### RME is about promoting and sustaining mathematical discussions

When they work with RME, students generate their own representations of context and problems, but they need to articulate their reasoning and listen to others’ strategies and explanations. One key aspect of RME practice is supporting your students to engage as mathematicians, and to help them listen to one another and collaboratively refine their thinking. Poorly formulated ideas are finessed, not rejected. And, even when they might conventionally be considered “wrong”, a students’ idea should be heard and explored. These conversations help the classroom explore a misconception, and see why it isn’t right.

This page introduces key strategies for promoting mathematical discussion.  We draw on examples from our materials to help you develop your practice – remember that the teaching guides include a section on ‘what the teacher might do’ for individual slides.  They also have a section on ‘what the student might do’ – this section provides details on the variety of strategies or solutions (not necessarily ‘correct’) that students might come up with; working with this variety is central to classroom discussion.

Read more about these and other strategies on our putting it all together page.
Here are four strategies to begin with:

### 1. “Can you say what he/she said?”

RME classrooms rely on a culture of working together, and listening to what other students say. Students also need to explain their own ideas clearly—one reason for “convince us” strategy described below. Careful listening enables students to engage in discussion with each other and get to the bottom of the problem they are dealing with. Maybe without the teacher’s help….

Students who know that they may be asked to repeat what another just said will listen carefully. Formulating another persons idea in their own words helps everyone to make sense of a novel insight or strategy. As students become used to working in with RME, they are unlikely to need reminding.

The importance of listening and thinking about other points of view is embedded in our RME materials. In this Activity Sheet from Seeing it Differently (N2), students are invited to think about what Emma would say, and be able to describe her approach. This creates the foundation for the next question—why?

### 2. Make time for thinking

Teachers are often under pressure to move on in a lesson, and waiting a long time for students to respond can be challenging.  Our materials are designed to support students to develop their own strategies and explanations which they can share in the classroom.

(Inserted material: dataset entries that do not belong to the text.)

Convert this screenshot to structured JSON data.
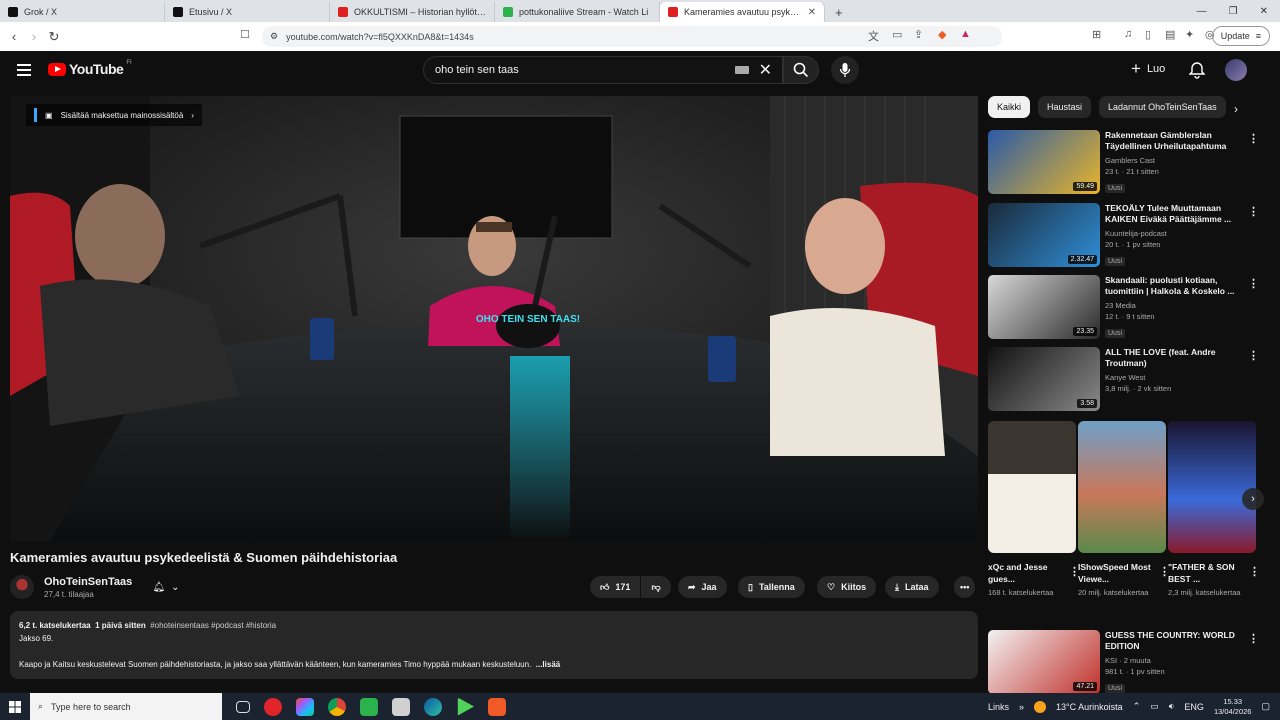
{
  "browser": {
    "tabs": [
      {
        "label": "Grok / X",
        "icon_color": "#111111"
      },
      {
        "label": "Etusivu / X",
        "icon_color": "#111111"
      },
      {
        "label": "OKKULTISMI – Historian hyllöty totuu",
        "icon_color": "#e02020"
      },
      {
        "label": "pottukonaliive Stream - Watch Li",
        "icon_color": "#2bb24c"
      },
      {
        "label": "Kameramies avautuu psykede",
        "icon_color": "#e02020"
      }
    ],
    "url": "youtube.com/watch?v=fl5QXXKnDA8&t=1434s",
    "update_label": "Update"
  },
  "yt": {
    "logo_text": "YouTube",
    "logo_region": "FI",
    "search_query": "oho tein sen taas",
    "create_label": "Luo"
  },
  "player": {
    "paid_notice": "Sisältää maksettua mainossisältöä",
    "mug_text": "OHO TEIN SEN TAAS!"
  },
  "video": {
    "title": "Kameramies avautuu psykedeelistä & Suomen päihdehistoriaa",
    "channel": "OhoTeinSenTaas",
    "subscribers": "27,4 t. tilaajaa",
    "likes": "171",
    "share": "Jaa",
    "save": "Tallenna",
    "thanks": "Kiitos",
    "download": "Lataa"
  },
  "description": {
    "views": "6,2 t. katselukertaa",
    "age": "1 päivä sitten",
    "tags": "#ohoteinsentaas #podcast #historia",
    "episode": "Jakso 69.",
    "text": "Kaapo ja Kaitsu keskustelevat Suomen päihdehistoriasta, ja jakso saa yllättävän käänteen, kun kameramies Timo hyppää mukaan keskusteluun.",
    "more": "...lisää"
  },
  "chips": [
    "Kaikki",
    "Haustasi",
    "Ladannut OhoTeinSenTaas"
  ],
  "recommendations": [
    {
      "title": "Rakennetaan Gämblerslan Täydellinen Urheilutapahtuma",
      "channel": "Gamblers Cast",
      "meta": "23 t. · 21 t sitten",
      "badge": "Uusi",
      "duration": "59.49",
      "colors": [
        "#2a5aa8",
        "#e8b52a"
      ]
    },
    {
      "title": "TEKOÄLY Tulee Muuttamaan KAIKEN Eiväkä Päättäjämme ...",
      "channel": "Kuuntelija-podcast",
      "meta": "20 t. · 1 pv sitten",
      "badge": "Uusi",
      "duration": "2.32.47",
      "colors": [
        "#1b2a3a",
        "#2f8fd8"
      ]
    },
    {
      "title": "Skandaali: puolusti kotiaan, tuomittiin | Halkola & Koskelo ...",
      "channel": "23 Media",
      "meta": "12 t. · 9 t sitten",
      "badge": "Uusi",
      "duration": "23.35",
      "colors": [
        "#d9d9d9",
        "#2a2a2a"
      ]
    },
    {
      "title": "ALL THE LOVE (feat. Andre Troutman)",
      "channel": "Kanye West",
      "meta": "3,8 milj. · 2 vk sitten",
      "badge": "",
      "duration": "3.58",
      "colors": [
        "#111111",
        "#8a8a8a"
      ]
    },
    {
      "title": "GUESS THE COUNTRY: WORLD EDITION",
      "channel": "KSI · 2 muuta",
      "meta": "981 t. · 1 pv sitten",
      "badge": "Uusi",
      "duration": "47.21",
      "colors": [
        "#f2f2f2",
        "#c0302a"
      ]
    }
  ],
  "shorts": [
    {
      "title": "xQc and Jesse gues...",
      "views": "168 t. katselukertaa",
      "colors": [
        "#f4efe6",
        "#c8841c"
      ]
    },
    {
      "title": "IShowSpeed Most Viewe...",
      "views": "20 milj. katselukertaa",
      "colors": [
        "#6fa0c8",
        "#c8785a"
      ]
    },
    {
      "title": "\"FATHER & SON BEST ...",
      "views": "2,3 milj. katselukertaa",
      "colors": [
        "#1a1430",
        "#3a6ad8"
      ]
    }
  ],
  "taskbar": {
    "search_placeholder": "Type here to search",
    "links": "Links",
    "weather": "13°C  Aurinkoista",
    "lang": "ENG",
    "time": "15.33",
    "date": "13/04/2026"
  }
}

Thinking takes time and formulating ideas as speech is difficult.  Research tells us that teachers rarely wait more than a second before they move on.  Try timing yourself!

Re-watch the video on the RME in action page and notice how supportive the students are of a long wait-time.  Long wait-time gives a teacher time to think too about what the difficulty might be, and to plan their next move. This could include asking the student to ask a question which might help them.

### 3. Remain neutral

RME teaching relies on students feeling free to offer strategies and solutions, without fear of being ‘wrong’. Multiple ways of looking at the same problem can be discussed and explored, leading students toward a more connected view of mathematics. Remaining neutral encourages more contributions to a problem—students who are used to RME classrooms don’t expect to stop thinking once someone has come up with ‘the right answer’.

These slides from Sorting It Out (D1) invite students to develop a variety of strategies which will eventually lead them to a deep understanding of what we mean by ‘average’.

The first slide elicits a variety of strategies:

• Guessing a value and checking by totalling the values and dividing by how many there are
• Recognising that the total needs to be 25+25 (for 2 throws) or (25 +25+25) for three throws and working back from there
• Comparing how far scores are from 25 and balancing the gaps below with the gaps above

The second encourages a honing down of strategies, and students develop the argument that Kelly does not qualify, with various strategies:

• Re-distributing: 9 from the 35 goes to the 16 to make 25. 3 from the 28 goes to the 20 plus from 1 the 35 goes to the 20. This gives scores of 25 24 25 25 25.
• Balancing: Comparing with 25 gives -9 -5  0  +3  +10  = -1 below 25
• Totalling and dividing: 124 divided by 5 is 24 r 4

Remaining neutral and encouraging students to explain to the rest of the class enables new connections. Which brings us to the importance of explaining clearly….

### 4. “Convince us.”

Remaining neutral sets the scene for “convince us”.  Without the teacher as the final arbiter of right and wrong, students must be the explainers in the classroom. “Convince us” emphasises that everyone, not just the teacher, needs to be persuaded.  The requirement to explain and convince is present in all the modules. See more about students as explainers here.